Start of Block

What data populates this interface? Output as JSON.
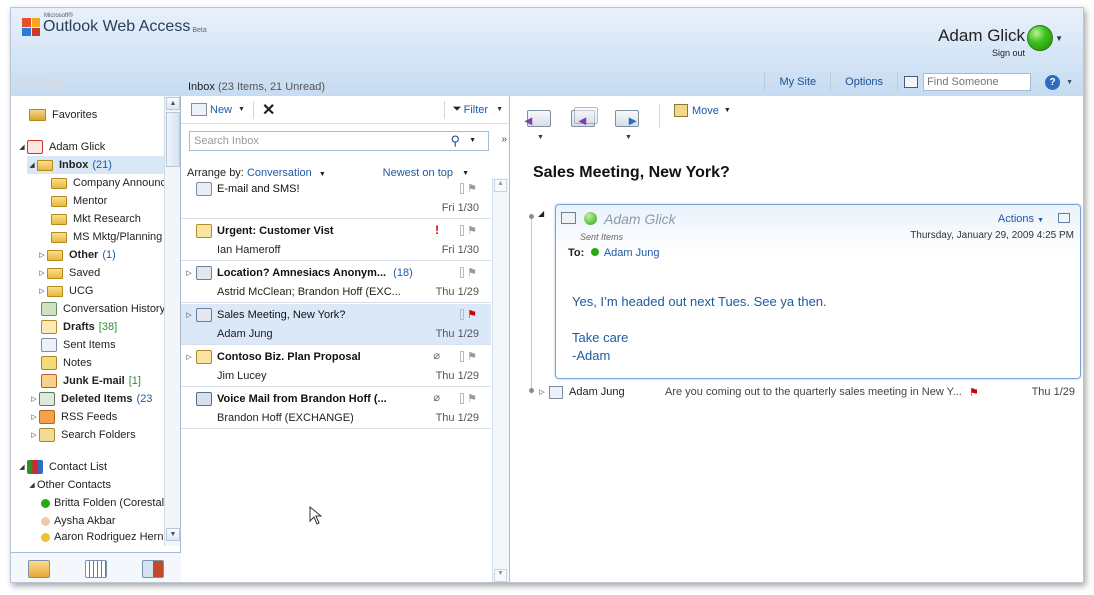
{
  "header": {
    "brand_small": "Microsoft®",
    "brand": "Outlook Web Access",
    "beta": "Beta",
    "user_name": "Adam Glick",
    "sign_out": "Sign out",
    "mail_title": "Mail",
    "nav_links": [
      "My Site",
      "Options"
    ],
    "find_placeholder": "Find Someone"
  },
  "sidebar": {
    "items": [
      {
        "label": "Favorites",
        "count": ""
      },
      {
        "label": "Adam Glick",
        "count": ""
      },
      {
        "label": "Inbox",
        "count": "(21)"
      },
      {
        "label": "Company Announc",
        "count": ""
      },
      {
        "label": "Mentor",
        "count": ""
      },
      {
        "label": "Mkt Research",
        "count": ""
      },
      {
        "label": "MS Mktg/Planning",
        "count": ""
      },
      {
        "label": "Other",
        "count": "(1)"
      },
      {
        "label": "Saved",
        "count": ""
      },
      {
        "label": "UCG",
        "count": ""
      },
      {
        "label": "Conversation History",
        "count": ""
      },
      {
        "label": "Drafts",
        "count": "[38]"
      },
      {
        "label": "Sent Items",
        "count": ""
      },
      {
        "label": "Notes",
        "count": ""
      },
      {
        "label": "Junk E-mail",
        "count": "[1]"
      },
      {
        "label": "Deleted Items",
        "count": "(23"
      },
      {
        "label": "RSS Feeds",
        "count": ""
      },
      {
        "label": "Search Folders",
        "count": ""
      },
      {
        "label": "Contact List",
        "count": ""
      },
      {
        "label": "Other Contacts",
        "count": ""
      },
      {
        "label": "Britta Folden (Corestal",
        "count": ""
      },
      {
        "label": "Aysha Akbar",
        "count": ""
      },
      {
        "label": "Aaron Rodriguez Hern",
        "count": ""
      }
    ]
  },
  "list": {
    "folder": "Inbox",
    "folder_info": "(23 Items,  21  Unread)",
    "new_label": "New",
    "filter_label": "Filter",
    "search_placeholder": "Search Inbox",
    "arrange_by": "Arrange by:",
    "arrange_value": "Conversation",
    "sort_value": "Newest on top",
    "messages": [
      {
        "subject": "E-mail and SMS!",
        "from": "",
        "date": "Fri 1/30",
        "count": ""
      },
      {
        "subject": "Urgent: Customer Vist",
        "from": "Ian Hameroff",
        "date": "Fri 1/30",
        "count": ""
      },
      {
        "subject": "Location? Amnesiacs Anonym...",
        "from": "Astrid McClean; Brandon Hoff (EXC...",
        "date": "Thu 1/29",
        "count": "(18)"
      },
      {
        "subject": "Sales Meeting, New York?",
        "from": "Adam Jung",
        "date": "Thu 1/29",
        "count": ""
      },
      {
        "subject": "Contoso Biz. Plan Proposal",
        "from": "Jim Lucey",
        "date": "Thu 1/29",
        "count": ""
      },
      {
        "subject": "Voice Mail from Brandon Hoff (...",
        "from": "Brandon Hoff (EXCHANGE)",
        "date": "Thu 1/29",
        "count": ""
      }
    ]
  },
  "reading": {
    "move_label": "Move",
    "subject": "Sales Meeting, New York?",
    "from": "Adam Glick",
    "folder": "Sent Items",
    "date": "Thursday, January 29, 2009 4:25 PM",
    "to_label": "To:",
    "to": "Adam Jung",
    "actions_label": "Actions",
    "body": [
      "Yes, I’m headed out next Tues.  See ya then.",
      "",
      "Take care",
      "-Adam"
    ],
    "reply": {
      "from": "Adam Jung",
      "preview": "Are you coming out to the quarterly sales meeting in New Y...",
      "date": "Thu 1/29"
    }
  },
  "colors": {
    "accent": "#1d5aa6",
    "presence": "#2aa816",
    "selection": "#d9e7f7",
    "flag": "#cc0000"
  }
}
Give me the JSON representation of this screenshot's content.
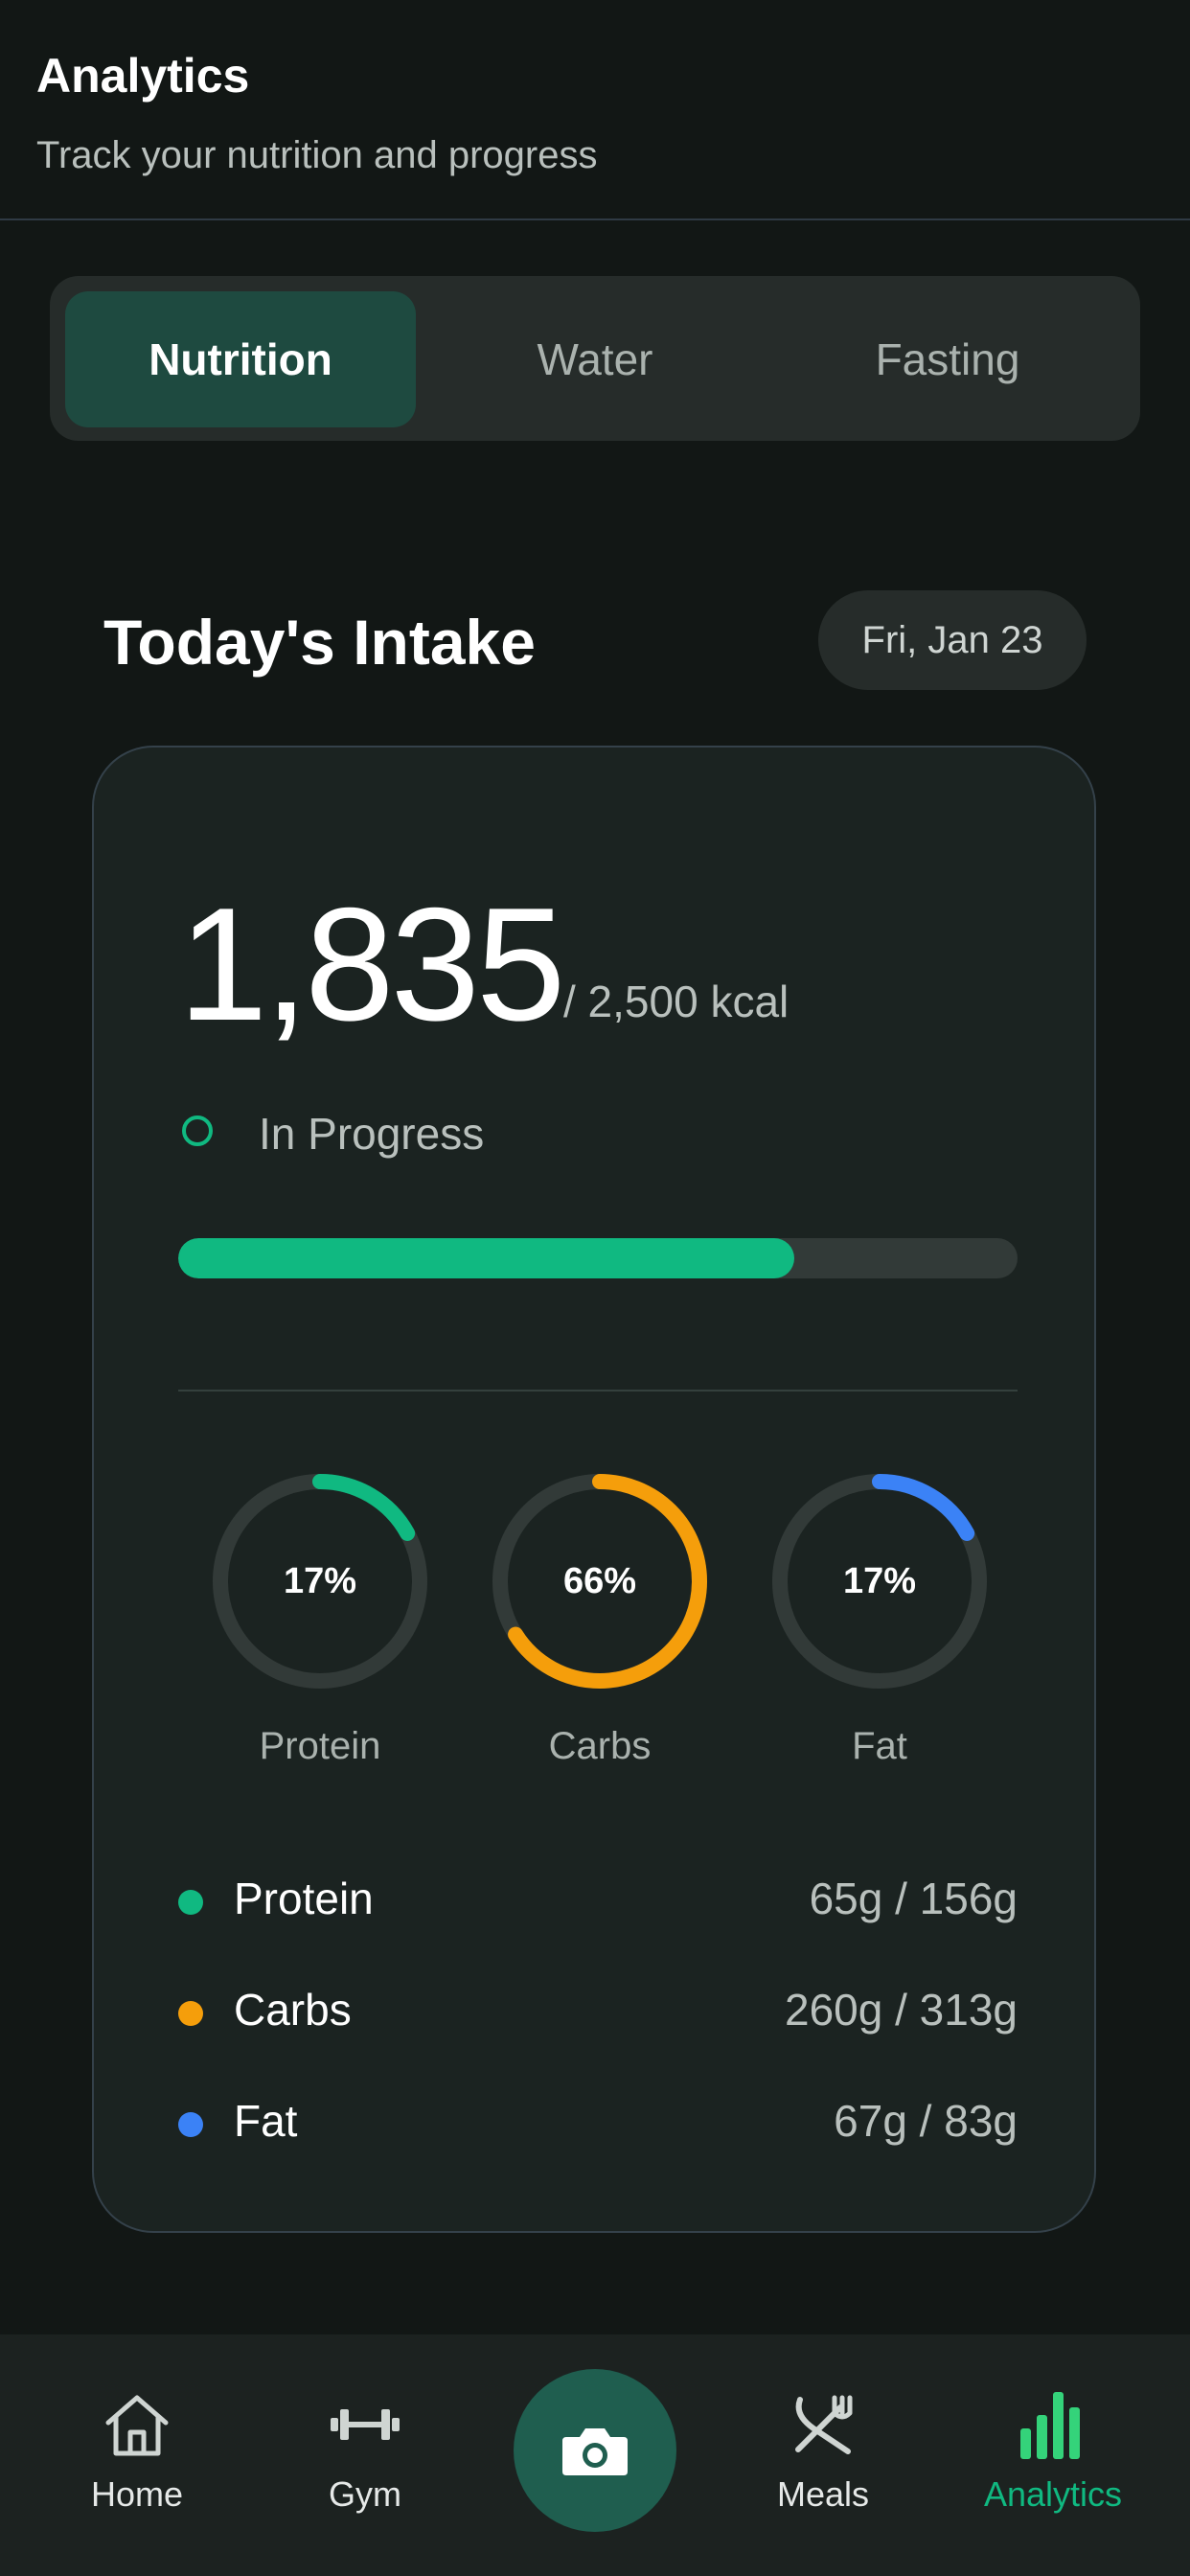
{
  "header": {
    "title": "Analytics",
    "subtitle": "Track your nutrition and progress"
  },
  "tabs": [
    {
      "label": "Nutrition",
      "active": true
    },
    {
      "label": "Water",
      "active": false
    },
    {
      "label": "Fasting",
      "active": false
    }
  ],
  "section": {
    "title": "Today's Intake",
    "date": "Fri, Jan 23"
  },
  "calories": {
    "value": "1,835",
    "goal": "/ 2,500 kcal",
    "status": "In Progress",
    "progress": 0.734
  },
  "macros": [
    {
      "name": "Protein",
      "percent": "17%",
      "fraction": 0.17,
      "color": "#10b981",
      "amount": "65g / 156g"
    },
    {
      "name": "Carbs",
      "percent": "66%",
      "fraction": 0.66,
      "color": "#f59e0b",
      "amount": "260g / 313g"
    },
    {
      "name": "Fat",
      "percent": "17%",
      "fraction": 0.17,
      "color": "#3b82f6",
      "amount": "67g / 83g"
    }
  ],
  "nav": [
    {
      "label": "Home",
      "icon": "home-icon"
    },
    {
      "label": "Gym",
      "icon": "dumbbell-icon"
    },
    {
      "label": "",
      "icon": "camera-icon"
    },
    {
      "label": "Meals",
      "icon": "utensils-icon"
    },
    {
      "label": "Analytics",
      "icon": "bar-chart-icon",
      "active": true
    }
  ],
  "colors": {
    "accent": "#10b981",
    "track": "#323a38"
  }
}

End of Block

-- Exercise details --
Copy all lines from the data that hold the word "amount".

-- Answer to the problem --
      "amount": "65g / 156g"
      "amount": "260g / 313g"
      "amount": "67g / 83g"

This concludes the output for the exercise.